I was also able to see the local staging of The Phantom of the Opera. And while Phantom’s production design was utterly top-notch (the chandelier!), I have to say that I enjoyed Wicked more. The characters were more relatable, the story was more grounded despite the fantasy setting, and the themes of being different, of striving to do good, of unrequited love, and especially of friendship I think resonated with the audience more. The play is funny and emotional, and ultimately, it provided a satisfyingly feel-good experience. I’m familiar with several Wicked songs before I saw the play and it was quite a treat to finally see and appreciate the songs in their proper context. If there was one contrary thing I would say, I wish it was Idina Menzel and Kristin Chenoweth, the original Broadway actors, that portrayed Elphaba and Glinda, but I think Jemma Rix and Suzie Mathers did justice to the roles.

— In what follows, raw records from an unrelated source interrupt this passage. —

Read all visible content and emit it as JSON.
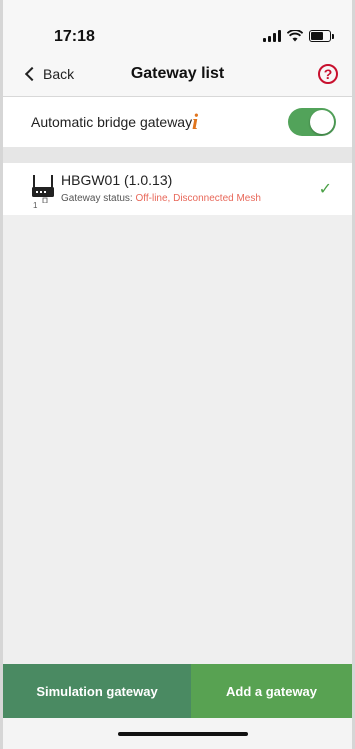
{
  "status_bar": {
    "time": "17:18"
  },
  "nav": {
    "back_label": "Back",
    "title": "Gateway list",
    "help_icon": "?"
  },
  "auto_bridge": {
    "label": "Automatic bridge gateway",
    "info_icon": "i",
    "toggle_on": true
  },
  "gateways": [
    {
      "name": "HBGW01 (1.0.13)",
      "status_prefix": "Gateway status: ",
      "status_offline": "Off-line",
      "status_separator": ", ",
      "status_mesh": "Disconnected Mesh",
      "icon_label": "1",
      "selected": true,
      "check": "✓"
    }
  ],
  "buttons": {
    "simulation": "Simulation gateway",
    "add": "Add a gateway"
  },
  "colors": {
    "toggle_green": "#52a35a",
    "status_red": "#e8685a",
    "simulation_button": "#4a8a62",
    "add_button": "#58a252",
    "help_red": "#c8102e",
    "info_orange": "#e0751e"
  }
}
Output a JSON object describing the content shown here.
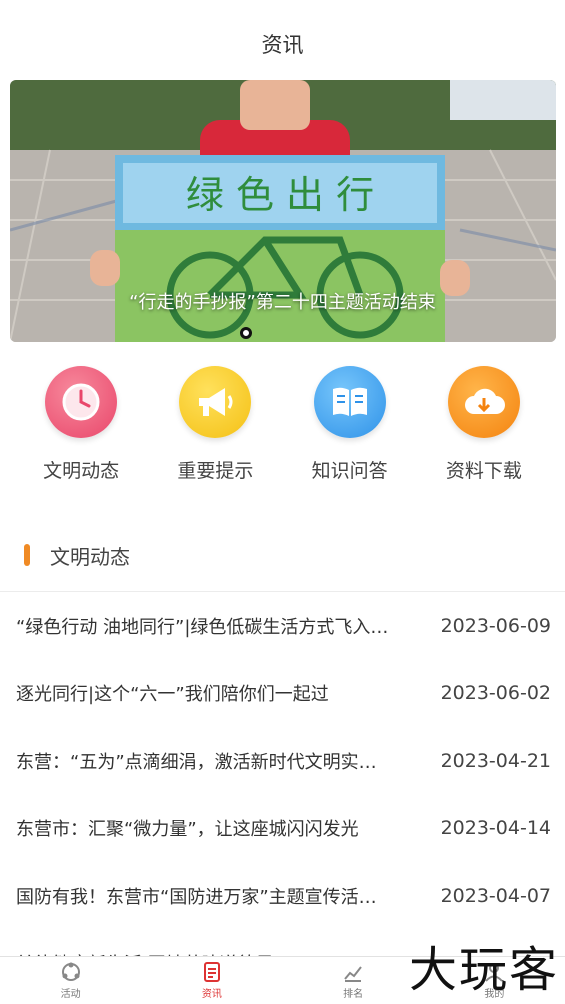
{
  "header": {
    "title": "资讯"
  },
  "banner": {
    "caption": "“行走的手抄报”第二十四主题活动结束",
    "poster_text": "绿 色 出 行",
    "active_slide": 1
  },
  "quick_links": [
    {
      "label": "文明动态",
      "icon": "clock-icon",
      "color": "#ef5d78"
    },
    {
      "label": "重要提示",
      "icon": "megaphone-icon",
      "color": "#f6c825"
    },
    {
      "label": "知识问答",
      "icon": "book-icon",
      "color": "#3ea2ef"
    },
    {
      "label": "资料下载",
      "icon": "cloud-download-icon",
      "color": "#f6921e"
    }
  ],
  "section": {
    "title": "文明动态",
    "accent": "#f08a24"
  },
  "news": [
    {
      "title": "“绿色行动 油地同行”|绿色低碳生活方式飞入…",
      "date": "2023-06-09"
    },
    {
      "title": "逐光同行|这个“六一”我们陪你们一起过",
      "date": "2023-06-02"
    },
    {
      "title": "东营：“五为”点滴细涓，激活新时代文明实…",
      "date": "2023-04-21"
    },
    {
      "title": "东营市：汇聚“微力量”，让这座城闪闪发光",
      "date": "2023-04-14"
    },
    {
      "title": "国防有我！东营市“国防进万家”主题宣传活…",
      "date": "2023-04-07"
    },
    {
      "title": "关律健康新生活 同地共建道德风",
      "date": ""
    }
  ],
  "tabbar": [
    {
      "label": "活动",
      "icon": "activity-icon",
      "active": false
    },
    {
      "label": "资讯",
      "icon": "news-icon",
      "active": true
    },
    {
      "label": "排名",
      "icon": "ranking-icon",
      "active": false
    },
    {
      "label": "我的",
      "icon": "profile-icon",
      "active": false
    }
  ],
  "watermark": "大玩客"
}
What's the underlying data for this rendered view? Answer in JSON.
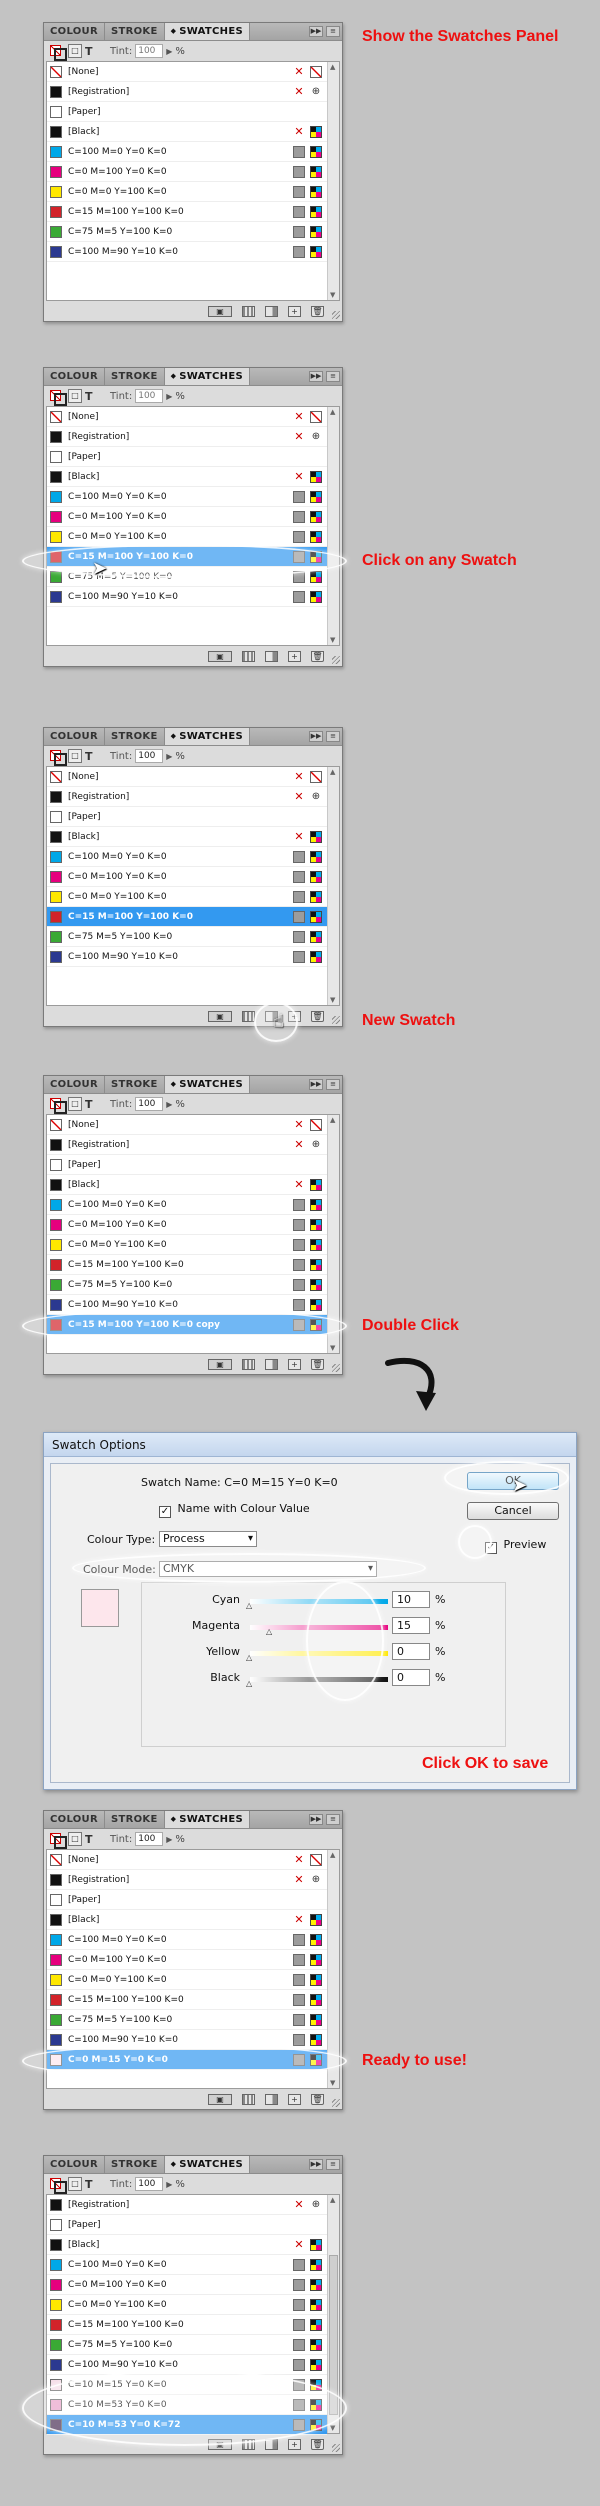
{
  "panel_tabs": [
    "COLOUR",
    "STROKE",
    "SWATCHES"
  ],
  "tint": {
    "label": "Tint:",
    "value": "100",
    "pct": "%"
  },
  "captions": {
    "p1": "Show the Swatches Panel",
    "p2": "Click on any Swatch",
    "p3": "New Swatch",
    "p4": "Double Click",
    "p5": "Click OK to save",
    "p6": "Ready to use!"
  },
  "swatches": {
    "none": "[None]",
    "registration": "[Registration]",
    "paper": "[Paper]",
    "black": "[Black]",
    "cyan": "C=100 M=0 Y=0 K=0",
    "magenta": "C=0 M=100 Y=0 K=0",
    "yellow": "C=0 M=0 Y=100 K=0",
    "red": "C=15 M=100 Y=100 K=0",
    "green": "C=75 M=5 Y=100 K=0",
    "blue": "C=100 M=90 Y=10 K=0",
    "red_copy": "C=15 M=100 Y=100 K=0 copy",
    "pink": "C=0 M=15 Y=0 K=0",
    "pink2": "C=10 M=15 Y=0 K=0",
    "pink3": "C=10 M=53 Y=0 K=0",
    "violet": "C=10 M=53 Y=0 K=72"
  },
  "colors": {
    "cyan": "#00a8e8",
    "magenta": "#e6007e",
    "yellow": "#ffe800",
    "red": "#d2232a",
    "green": "#3aa935",
    "blue": "#2b3990",
    "black": "#111111",
    "pink": "#fde6ec",
    "pink2": "#f5dde8",
    "pink3": "#e8a3c9",
    "violet": "#4a2f55",
    "selection": "#3399f0",
    "caption": "#ee1010"
  },
  "dialog": {
    "title": "Swatch Options",
    "swatch_name_label": "Swatch Name:",
    "swatch_name_value": "C=0 M=15 Y=0 K=0",
    "name_with_value": "Name with Colour Value",
    "colour_type_label": "Colour Type:",
    "colour_type_value": "Process",
    "colour_mode_label": "Colour Mode:",
    "colour_mode_value": "CMYK",
    "ok": "OK",
    "cancel": "Cancel",
    "preview": "Preview",
    "channels": [
      {
        "label": "Cyan",
        "value": "10",
        "color": "#00a8e8"
      },
      {
        "label": "Magenta",
        "value": "15",
        "color": "#e6007e"
      },
      {
        "label": "Yellow",
        "value": "0",
        "color": "#ffe800"
      },
      {
        "label": "Black",
        "value": "0",
        "color": "#111111"
      }
    ],
    "pct": "%"
  }
}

Interestingly, Oz is quite big in the gay community. The 1939 Oz film started with Kansas in black and white before proceeding with technicolor goodness once Dorothy arrives in Oz. This has been compared with the desire of LGBT people to escape the stifling small-town atmosphere to a place where they can show their true colors and be accepted (cue in the song “Somewhere Over the Rainbow”). Consequently, Judy Garland became a huge gay icon and the phrase “friend of Dorothy” became slang for a gay person.
Wicked is no less embraced by the gay community as well. For one thing, Wicked novel author Gregory Maguire is, in fact, gay and he lives with his husband in Massachusetts (the first U.S. state to legalize same-sex marriage). For another thing, many LGBT people could relate to Elphaba. The future witch was born different by having green skin and this caused her to be ostracized by peers and her father to be ashamed of her. Elphaba’s signature song “Defying Gravity” can also be considered as an anthem for gay people tired of “playing by the rules of someone else’s game” and declaring to their detractors: “you won’t bring me down.” In fact, Kurt, the gay character from Glee, sang this song during that TV series’ first season.
You don’t have to take Wicked’s gay leanings from me. You can read Gregory’s article where he shared how he injected his version of Oz with gay characters and themes. Or this musical review of the play in the context of gay bullying.
In short, if you’re gay, you ought to have seen Wicked, simply because it is good, and because it celebrates diversity.